The amount of water required by producers to fracture oil and natural gas wells varies across the country, but one thing is certain — the annual volumes used are increasing dramatically, according to the first nationwide map of usage by the U.S. Geological Survey (USGS).

Within watersheds across the United States, the average amount of water used for fracturing ranged from as little as 2,600 gallons/well to as much as 9.7 million gallons/well. The information compiled for the Department of Interior agency using IHS Inc. data on 81,000 wells across the country.

“One of the most important things we found was that the amount of water used per well varies quite a bit, even within a single oil and gas basin,” said lead author and USGS scientist Tanya Gallegos. “This is important for land and resource managers, because a better understanding of the volumes of water injected for hydraulic fracturing could be a key to understanding the potential for some environmental impacts.”

The watersheds where the most water was used to fracture wells are within most of the biggest shale plays in the United States:

Shale gas reservoirs are often fractured using slickwater, a fluid type that requires a lot of water. In contrast, tight oil formations like the Bakken Shale in parts of Montana and North Dakota often use gel-based treatment fluids, which generally contain lower amounts of water, USGS noted. The data does not cover all fractured wells in the United States as some states do not require companies to report how much water they use in the drilling process.
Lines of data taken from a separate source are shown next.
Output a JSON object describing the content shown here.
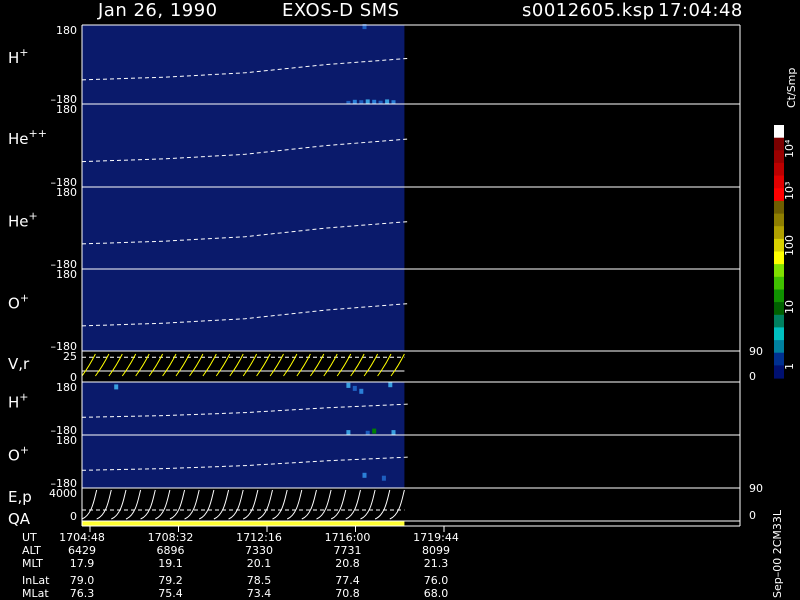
{
  "header": {
    "date": "Jan 26, 1990",
    "instrument": "EXOS-D SMS",
    "file": "s0012605.ksp",
    "time": "17:04:48"
  },
  "colorbar": {
    "unit": "Ct/Smp",
    "labels": [
      "10⁴",
      "10³",
      "100",
      "10",
      "1"
    ],
    "colors": [
      "#ffffff",
      "#7a0000",
      "#9a0000",
      "#bb0000",
      "#e00000",
      "#ff0000",
      "#6e5e00",
      "#8e7e00",
      "#b0a000",
      "#d8d000",
      "#ffff00",
      "#80e000",
      "#40c000",
      "#109000",
      "#006000",
      "#008060",
      "#00c0c0",
      "#0080a0",
      "#003090",
      "#001070"
    ]
  },
  "colors": {
    "background": "#000000",
    "spectrogram_bg": "#0a1a6b",
    "qa_bar": "#ffff33",
    "vr_curves": "#ffff00"
  },
  "footer": {
    "row_labels": [
      "UT",
      "ALT",
      "MLT",
      "InLat",
      "MLat"
    ],
    "columns": [
      [
        "1704:48",
        "6429",
        "17.9",
        "79.0",
        "76.3"
      ],
      [
        "1708:32",
        "6896",
        "19.1",
        "79.2",
        "75.4"
      ],
      [
        "1712:16",
        "7330",
        "20.1",
        "78.5",
        "73.4"
      ],
      [
        "1716:00",
        "7731",
        "20.8",
        "77.4",
        "70.8"
      ],
      [
        "1719:44",
        "8099",
        "21.3",
        "76.0",
        "68.0"
      ]
    ],
    "stamp": "Sep–00 2CM33L"
  },
  "chart_data": [
    {
      "type": "heatmap",
      "panel": "H+",
      "label": "H",
      "label_sup": "+",
      "yticks": [
        "180",
        "–180"
      ],
      "ylim": [
        -180,
        180
      ],
      "data_x_fraction": [
        0,
        0.49
      ],
      "dashed_curve": [
        [
          0,
          -70
        ],
        [
          0.25,
          -58
        ],
        [
          0.5,
          -38
        ],
        [
          0.75,
          0
        ],
        [
          1,
          28
        ]
      ],
      "counts": [
        [
          0.82,
          -175,
          "#1e5fc0"
        ],
        [
          0.84,
          -170,
          "#2b80d8"
        ],
        [
          0.86,
          -172,
          "#1e5fc0"
        ],
        [
          0.88,
          -168,
          "#3aa0e0"
        ],
        [
          0.9,
          -170,
          "#2b80d8"
        ],
        [
          0.92,
          -174,
          "#1e5fc0"
        ],
        [
          0.94,
          -168,
          "#3aa0e0"
        ],
        [
          0.96,
          -172,
          "#2b80d8"
        ],
        [
          0.87,
          175,
          "#1e5fc0"
        ]
      ]
    },
    {
      "type": "heatmap",
      "panel": "He++",
      "label": "He",
      "label_sup": "++",
      "yticks": [
        "180",
        "–180"
      ],
      "ylim": [
        -180,
        180
      ],
      "data_x_fraction": [
        0,
        0.49
      ],
      "dashed_curve": [
        [
          0,
          -70
        ],
        [
          0.25,
          -58
        ],
        [
          0.5,
          -38
        ],
        [
          0.75,
          0
        ],
        [
          1,
          28
        ]
      ],
      "counts": []
    },
    {
      "type": "heatmap",
      "panel": "He+",
      "label": "He",
      "label_sup": "+",
      "yticks": [
        "180",
        "–180"
      ],
      "ylim": [
        -180,
        180
      ],
      "data_x_fraction": [
        0,
        0.49
      ],
      "dashed_curve": [
        [
          0,
          -70
        ],
        [
          0.25,
          -58
        ],
        [
          0.5,
          -38
        ],
        [
          0.75,
          0
        ],
        [
          1,
          28
        ]
      ],
      "counts": []
    },
    {
      "type": "heatmap",
      "panel": "O+",
      "label": "O",
      "label_sup": "+",
      "yticks": [
        "180",
        "–180"
      ],
      "ylim": [
        -180,
        180
      ],
      "data_x_fraction": [
        0,
        0.49
      ],
      "dashed_curve": [
        [
          0,
          -70
        ],
        [
          0.25,
          -58
        ],
        [
          0.5,
          -38
        ],
        [
          0.75,
          0
        ],
        [
          1,
          28
        ]
      ],
      "counts": []
    },
    {
      "type": "line",
      "panel": "V,r",
      "label": "V,r",
      "label_sup": "",
      "yticks": [
        "25",
        "0"
      ],
      "ylim": [
        0,
        25
      ],
      "right_ticks": [
        "90",
        "0"
      ],
      "data_x_fraction": [
        0,
        0.49
      ],
      "dashed_y": 20,
      "segment_count": 24
    },
    {
      "type": "heatmap",
      "panel": "H+ (lower)",
      "label": "H",
      "label_sup": "+",
      "yticks": [
        "180",
        "–180"
      ],
      "ylim": [
        -180,
        180
      ],
      "data_x_fraction": [
        0,
        0.49
      ],
      "dashed_curve": [
        [
          0,
          -60
        ],
        [
          0.25,
          -48
        ],
        [
          0.5,
          -28
        ],
        [
          0.75,
          5
        ],
        [
          1,
          30
        ]
      ],
      "counts": [
        [
          0.1,
          150,
          "#3aa0e0"
        ],
        [
          0.82,
          160,
          "#3aa0e0"
        ],
        [
          0.84,
          140,
          "#1e5fc0"
        ],
        [
          0.86,
          120,
          "#2b80d8"
        ],
        [
          0.95,
          165,
          "#3aa0e0"
        ],
        [
          0.82,
          -160,
          "#3aa0e0"
        ],
        [
          0.88,
          -165,
          "#1e5fc0"
        ],
        [
          0.9,
          -150,
          "#008000"
        ],
        [
          0.96,
          -160,
          "#3aa0e0"
        ]
      ]
    },
    {
      "type": "heatmap",
      "panel": "O+ (lower)",
      "label": "O",
      "label_sup": "+",
      "yticks": [
        "180",
        "–180"
      ],
      "ylim": [
        -180,
        180
      ],
      "data_x_fraction": [
        0,
        0.49
      ],
      "dashed_curve": [
        [
          0,
          -60
        ],
        [
          0.25,
          -48
        ],
        [
          0.5,
          -28
        ],
        [
          0.75,
          5
        ],
        [
          1,
          30
        ]
      ],
      "counts": [
        [
          0.87,
          -90,
          "#2b80d8"
        ],
        [
          0.93,
          -110,
          "#1e5fc0"
        ]
      ]
    },
    {
      "type": "line",
      "panel": "E,p",
      "label": "E,p",
      "label_sup": "",
      "yticks": [
        "4000",
        "0"
      ],
      "ylim": [
        0,
        4000
      ],
      "right_ticks": [
        "90",
        "0"
      ],
      "data_x_fraction": [
        0,
        0.49
      ],
      "segment_count": 22
    },
    {
      "type": "bar",
      "panel": "QA",
      "label": "QA",
      "label_sup": "",
      "data_x_fraction": [
        0,
        0.49
      ]
    }
  ]
}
From 2000 to 2014, median annual water volume estimates for fracturing horizontal wells jumped dramatically, from about 177,000 gallons per oil and natural gas well to more than 4 million gallons for each oil well and 5.1 million gallons per gas well. Meanwhile, median water use in vertical and directional wells remained below 671,000 gallons per well. For comparison, an Olympic-sized swimming pool holds about 660,000 gallons of water.

In 52 out of the 57 watersheds with the highest average water use for fracturing, more than 90% of the wells were horizontally drilled, USGS noted.

Horizontal wells first are drilled vertically or directionally, at an angle from straight down, to reach the unconventional oil or gas reservoir and then laterally along the oil or gas-bearing rock layers to increase the contact area and stimulate more production than could be achieved through vertical wells alone. However, horizontals also generally require more water than vertical or directional wells.

A huge increase in the number of horizontal wells drilled has happened since the shale revolution began in 2008. However, in 2014, about 42% of the wells completed still were vertical or directional.

“The ubiquity of the lower-water-use vertical and directional wells explains, in part, why the amount of water used per well is so variable across the United States,” said the authors.

The research, which provides the first national-scale analysis and map of fracturing water usage, is to be published in American Geophysical Union’s journal Water Resources Research. Thestudy, “Hydraulic fracturing water use variability in the United States and potential environmental implications,” is part of a larger effort by the USGS to understand resource requirements and potential environmental impacts of unconventional oil and gas development.